Building on Solid Rock

Today I’ve been nervously pondering Miroslav Volf’s words: “A post-truth world is a post-justice world, and a post-justice world looks either like North Korea or Syria.”

This poses a challenge to those, like me, who have spent a lot of time studying and supporting the structures of democracy.

I’m increasingly coming to the opinion that the structures we have (not in the UK, but in most advanced democracies with modern constitutions) are basically sound, give or take a little tinkering here and there. However, the foundations – the ethical expectations, norms and virtues that make a civic and democratic possible – are being corroded. If unchecked, this corrosion could have disastrous consequences, which no amount of institutional redesign can fix.

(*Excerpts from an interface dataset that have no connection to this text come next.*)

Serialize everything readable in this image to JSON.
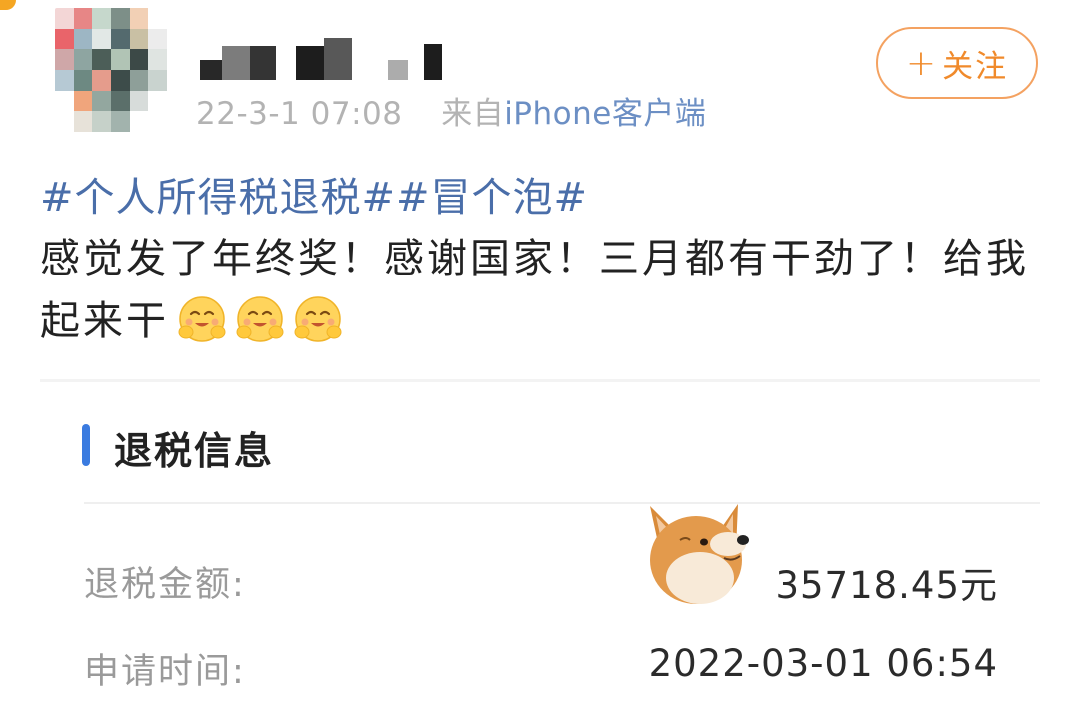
{
  "post": {
    "meta": {
      "timestamp": "22-3-1 07:08",
      "source_prefix": "来自",
      "source": "iPhone客户端"
    },
    "follow_button": {
      "plus": "+",
      "label": "关注"
    },
    "hashtags": "#个人所得税退税##冒个泡#",
    "text": "感觉发了年终奖！感谢国家！三月都有干劲了！给我起来干",
    "emojis": [
      "hug-emoji",
      "hug-emoji",
      "hug-emoji"
    ]
  },
  "refund_card": {
    "title": "退税信息",
    "rows": [
      {
        "label": "退税金额:",
        "value": "35718.45元"
      },
      {
        "label": "申请时间:",
        "value": "2022-03-01 06:54"
      }
    ]
  },
  "colors": {
    "link_blue": "#4a6ea9",
    "follow_orange": "#f08a2b",
    "accent_blue": "#3a7be0"
  }
}
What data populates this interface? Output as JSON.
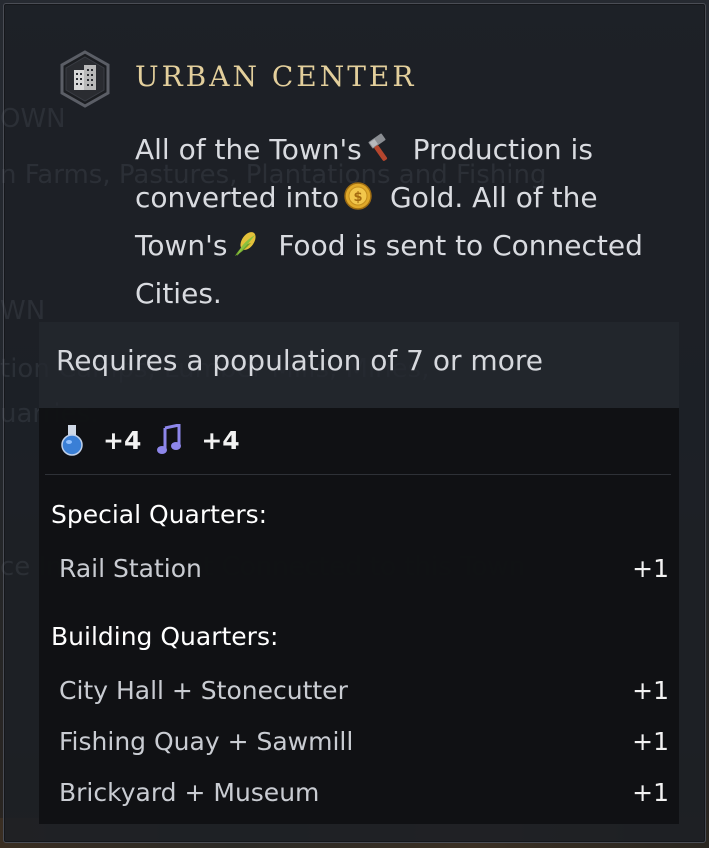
{
  "tooltip": {
    "title": "URBAN CENTER",
    "header_icon": "building-icon",
    "description": {
      "part1": "All of the Town's",
      "production_icon": "hammer-icon",
      "part2": "Production is converted into",
      "gold_icon": "gold-coin-icon",
      "part3": "Gold. All of the Town's",
      "food_icon": "corn-icon",
      "part4": "Food is sent to Connected Cities."
    },
    "requirement": "Requires a population of 7 or more",
    "yields": [
      {
        "icon": "science-flask-icon",
        "value": "+4"
      },
      {
        "icon": "culture-note-icon",
        "value": "+4"
      }
    ],
    "special_quarters": {
      "title": "Special Quarters:",
      "rows": [
        {
          "label": "Rail Station",
          "value": "+1"
        }
      ]
    },
    "building_quarters": {
      "title": "Building Quarters:",
      "rows": [
        {
          "label": "City Hall + Stonecutter",
          "value": "+1"
        },
        {
          "label": "Fishing Quay + Sawmill",
          "value": "+1"
        },
        {
          "label": "Brickyard + Museum",
          "value": "+1"
        }
      ]
    }
  }
}
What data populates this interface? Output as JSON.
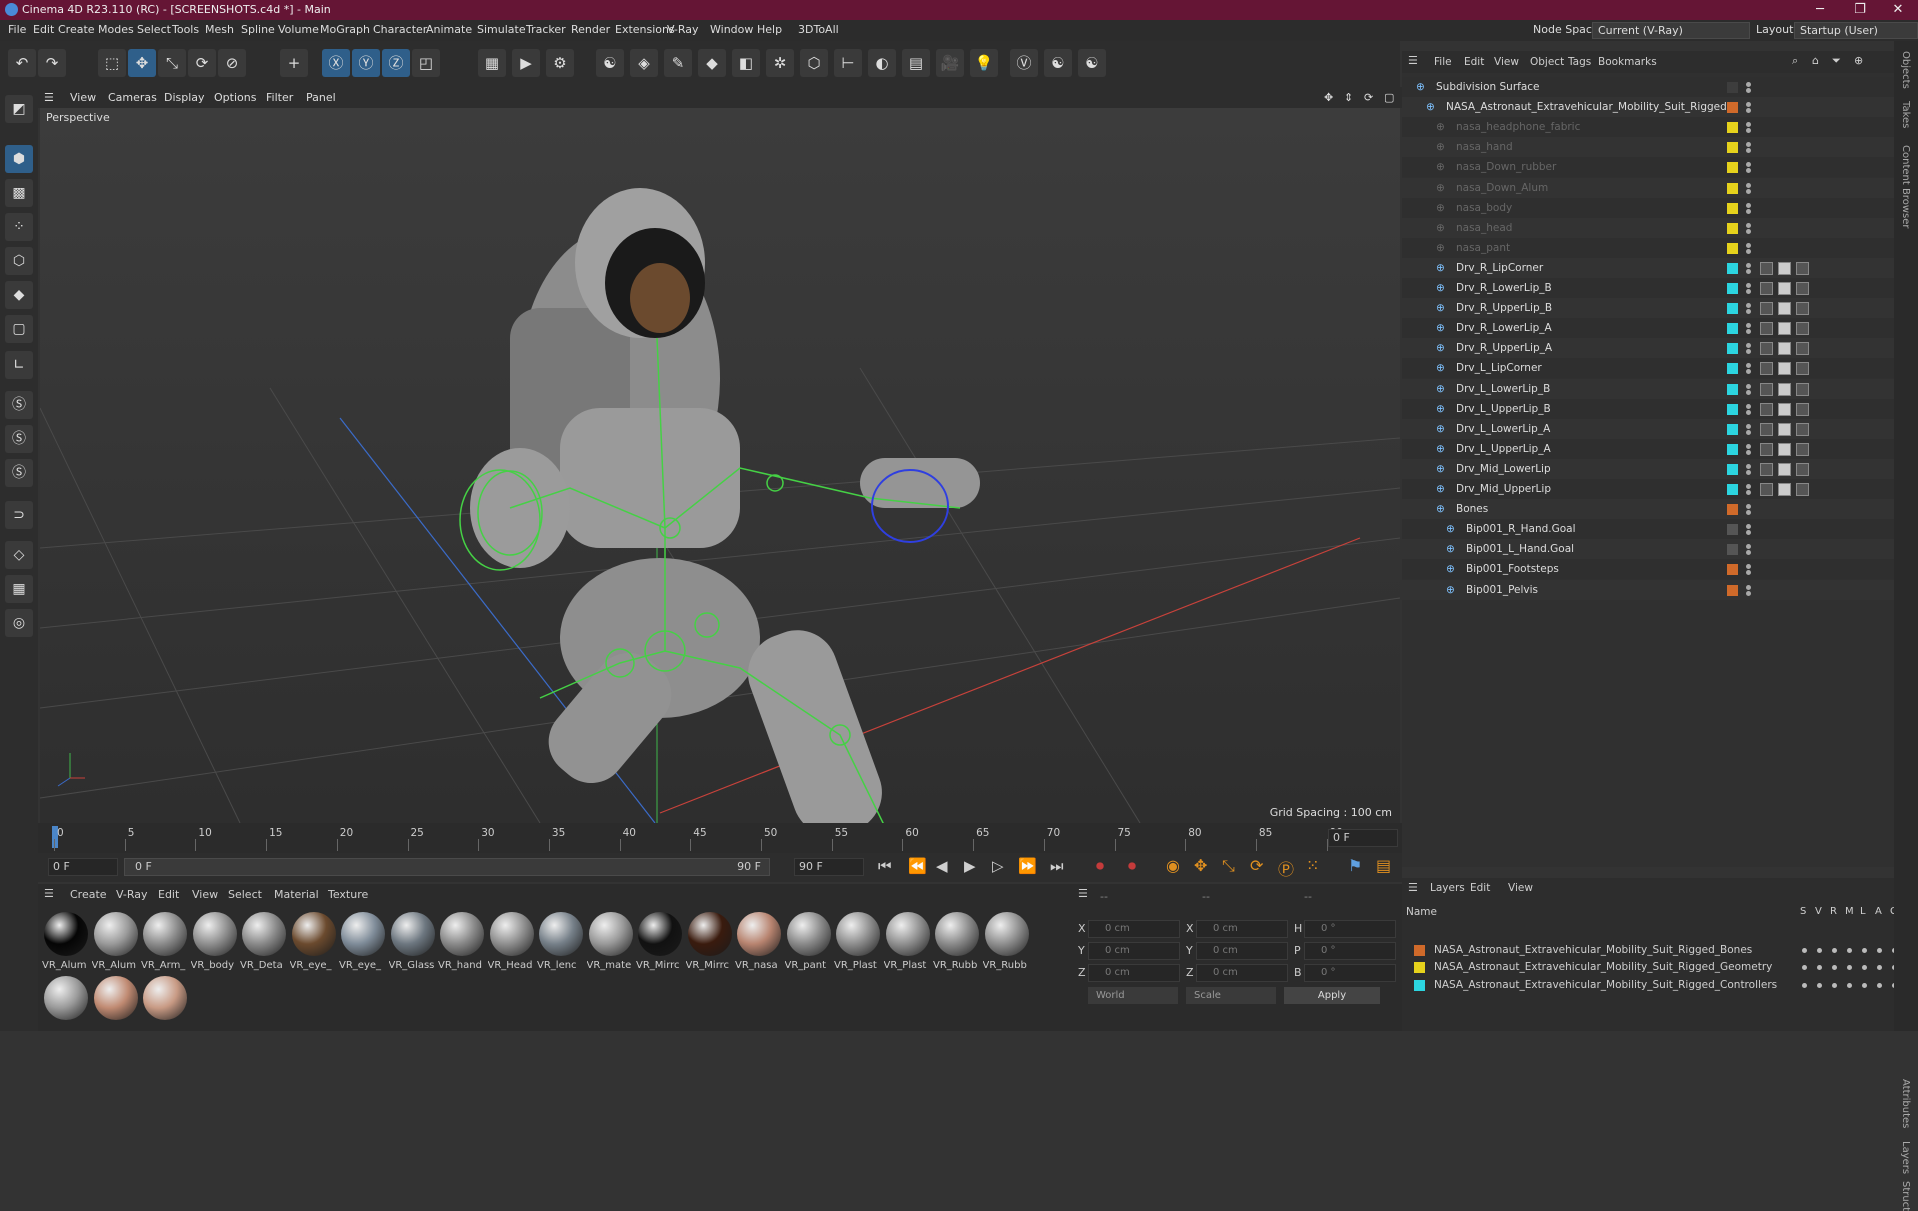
{
  "window": {
    "title": "Cinema 4D R23.110 (RC) - [SCREENSHOTS.c4d *] - Main"
  },
  "menubar": {
    "items": [
      "File",
      "Edit",
      "Create",
      "Modes",
      "Select",
      "Tools",
      "Mesh",
      "Spline",
      "Volume",
      "MoGraph",
      "Character",
      "Animate",
      "Simulate",
      "Tracker",
      "Render",
      "Extensions",
      "V-Ray",
      "Window",
      "Help",
      "3DToAll"
    ],
    "node_space_label": "Node Space:",
    "node_space_value": "Current (V-Ray)",
    "layout_label": "Layout:",
    "layout_value": "Startup (User)"
  },
  "viewport": {
    "menu": [
      "View",
      "Cameras",
      "Display",
      "Options",
      "Filter",
      "Panel"
    ],
    "label": "Perspective",
    "grid_spacing": "Grid Spacing : 100 cm"
  },
  "timeline": {
    "ticks": [
      "0",
      "5",
      "10",
      "15",
      "20",
      "25",
      "30",
      "35",
      "40",
      "45",
      "50",
      "55",
      "60",
      "65",
      "70",
      "75",
      "80",
      "85",
      "90"
    ],
    "current_frame": "0 F"
  },
  "transport": {
    "start": "0 F",
    "slider_start": "0 F",
    "slider_end": "90 F",
    "end": "90 F"
  },
  "materials": {
    "menu": [
      "Create",
      "V-Ray",
      "Edit",
      "View",
      "Select",
      "Material",
      "Texture"
    ],
    "items": [
      {
        "label": "VR_Alum",
        "color": "#050505"
      },
      {
        "label": "VR_Alum",
        "color": "#9a9a9a"
      },
      {
        "label": "VR_Arm_",
        "color": "#8c8c8c"
      },
      {
        "label": "VR_body",
        "color": "#8f8f8f"
      },
      {
        "label": "VR_Deta",
        "color": "#8a8a8a"
      },
      {
        "label": "VR_eye_",
        "color": "#6b4a2e"
      },
      {
        "label": "VR_eye_",
        "color": "#7f8c99"
      },
      {
        "label": "VR_Glass",
        "color": "#6d7780"
      },
      {
        "label": "VR_hand",
        "color": "#8a8a8a"
      },
      {
        "label": "VR_Head",
        "color": "#8f8f8f"
      },
      {
        "label": "VR_lenc",
        "color": "#768089"
      },
      {
        "label": "VR_mate",
        "color": "#999999"
      },
      {
        "label": "VR_Mirrc",
        "color": "#111111"
      },
      {
        "label": "VR_Mirrc",
        "color": "#3a1b0e"
      },
      {
        "label": "VR_nasa",
        "color": "#b88470"
      },
      {
        "label": "VR_pant",
        "color": "#8a8a8a"
      },
      {
        "label": "VR_Plast",
        "color": "#8e8e8e"
      },
      {
        "label": "VR_Plast",
        "color": "#909090"
      },
      {
        "label": "VR_Rubb",
        "color": "#8b8b8b"
      },
      {
        "label": "VR_Rubb",
        "color": "#8f8f8f"
      },
      {
        "label": "",
        "color": "#9a9a9a"
      },
      {
        "label": "",
        "color": "#c08a72"
      },
      {
        "label": "",
        "color": "#c89a84"
      }
    ]
  },
  "coords": {
    "header_left": "--",
    "header_mid": "--",
    "header_right": "--",
    "rows": [
      {
        "a": "X",
        "av": "0 cm",
        "b": "X",
        "bv": "0 cm",
        "c": "H",
        "cv": "0 °"
      },
      {
        "a": "Y",
        "av": "0 cm",
        "b": "Y",
        "bv": "0 cm",
        "c": "P",
        "cv": "0 °"
      },
      {
        "a": "Z",
        "av": "0 cm",
        "b": "Z",
        "bv": "0 cm",
        "c": "B",
        "cv": "0 °"
      }
    ],
    "world": "World",
    "scale": "Scale",
    "apply": "Apply"
  },
  "objects": {
    "menu": [
      "File",
      "Edit",
      "View",
      "Object",
      "Tags",
      "Bookmarks"
    ],
    "rows": [
      {
        "name": "Subdivision Surface",
        "indent": 0,
        "dim": false,
        "color": "#3d3d3d"
      },
      {
        "name": "NASA_Astronaut_Extravehicular_Mobility_Suit_Rigged",
        "indent": 1,
        "dim": false,
        "color": "#d06a2a"
      },
      {
        "name": "nasa_headphone_fabric",
        "indent": 2,
        "dim": true,
        "color": "#e6d21c"
      },
      {
        "name": "nasa_hand",
        "indent": 2,
        "dim": true,
        "color": "#e6d21c"
      },
      {
        "name": "nasa_Down_rubber",
        "indent": 2,
        "dim": true,
        "color": "#e6d21c"
      },
      {
        "name": "nasa_Down_Alum",
        "indent": 2,
        "dim": true,
        "color": "#e6d21c"
      },
      {
        "name": "nasa_body",
        "indent": 2,
        "dim": true,
        "color": "#e6d21c"
      },
      {
        "name": "nasa_head",
        "indent": 2,
        "dim": true,
        "color": "#e6d21c"
      },
      {
        "name": "nasa_pant",
        "indent": 2,
        "dim": true,
        "color": "#e6d21c"
      },
      {
        "name": "Drv_R_LipCorner",
        "indent": 2,
        "dim": false,
        "color": "#2cd5e0"
      },
      {
        "name": "Drv_R_LowerLip_B",
        "indent": 2,
        "dim": false,
        "color": "#2cd5e0"
      },
      {
        "name": "Drv_R_UpperLip_B",
        "indent": 2,
        "dim": false,
        "color": "#2cd5e0"
      },
      {
        "name": "Drv_R_LowerLip_A",
        "indent": 2,
        "dim": false,
        "color": "#2cd5e0"
      },
      {
        "name": "Drv_R_UpperLip_A",
        "indent": 2,
        "dim": false,
        "color": "#2cd5e0"
      },
      {
        "name": "Drv_L_LipCorner",
        "indent": 2,
        "dim": false,
        "color": "#2cd5e0"
      },
      {
        "name": "Drv_L_LowerLip_B",
        "indent": 2,
        "dim": false,
        "color": "#2cd5e0"
      },
      {
        "name": "Drv_L_UpperLip_B",
        "indent": 2,
        "dim": false,
        "color": "#2cd5e0"
      },
      {
        "name": "Drv_L_LowerLip_A",
        "indent": 2,
        "dim": false,
        "color": "#2cd5e0"
      },
      {
        "name": "Drv_L_UpperLip_A",
        "indent": 2,
        "dim": false,
        "color": "#2cd5e0"
      },
      {
        "name": "Drv_Mid_LowerLip",
        "indent": 2,
        "dim": false,
        "color": "#2cd5e0"
      },
      {
        "name": "Drv_Mid_UpperLip",
        "indent": 2,
        "dim": false,
        "color": "#2cd5e0"
      },
      {
        "name": "Bones",
        "indent": 2,
        "dim": false,
        "color": "#d06a2a"
      },
      {
        "name": "Bip001_R_Hand.Goal",
        "indent": 3,
        "dim": false,
        "color": "#555555"
      },
      {
        "name": "Bip001_L_Hand.Goal",
        "indent": 3,
        "dim": false,
        "color": "#555555"
      },
      {
        "name": "Bip001_Footsteps",
        "indent": 3,
        "dim": false,
        "color": "#d06a2a"
      },
      {
        "name": "Bip001_Pelvis",
        "indent": 3,
        "dim": false,
        "color": "#d06a2a"
      }
    ]
  },
  "layers": {
    "menu": [
      "Layers",
      "Edit",
      "View"
    ],
    "col_name": "Name",
    "cols": [
      "S",
      "V",
      "R",
      "M",
      "L",
      "A",
      "G"
    ],
    "rows": [
      {
        "name": "NASA_Astronaut_Extravehicular_Mobility_Suit_Rigged_Bones",
        "color": "#d06a2a"
      },
      {
        "name": "NASA_Astronaut_Extravehicular_Mobility_Suit_Rigged_Geometry",
        "color": "#e6d21c"
      },
      {
        "name": "NASA_Astronaut_Extravehicular_Mobility_Suit_Rigged_Controllers",
        "color": "#2cd5e0"
      }
    ]
  },
  "side_tabs": [
    "Objects",
    "Takes",
    "Content Browser",
    "Attributes",
    "Layers",
    "Struct"
  ]
}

This isn’t to say that constitutions, laws and institutions are unimportant. Clearly they do matter. But they must rest upon solid foundations. Unless we value truth, justice, peace, decorum, public service and responsibility then  we are building on sand.

These values are not endogenous to the constitution itself. They come from outside of law and politics, arising from civil society, from education and from religion. They have to be nurtured anew in each generation.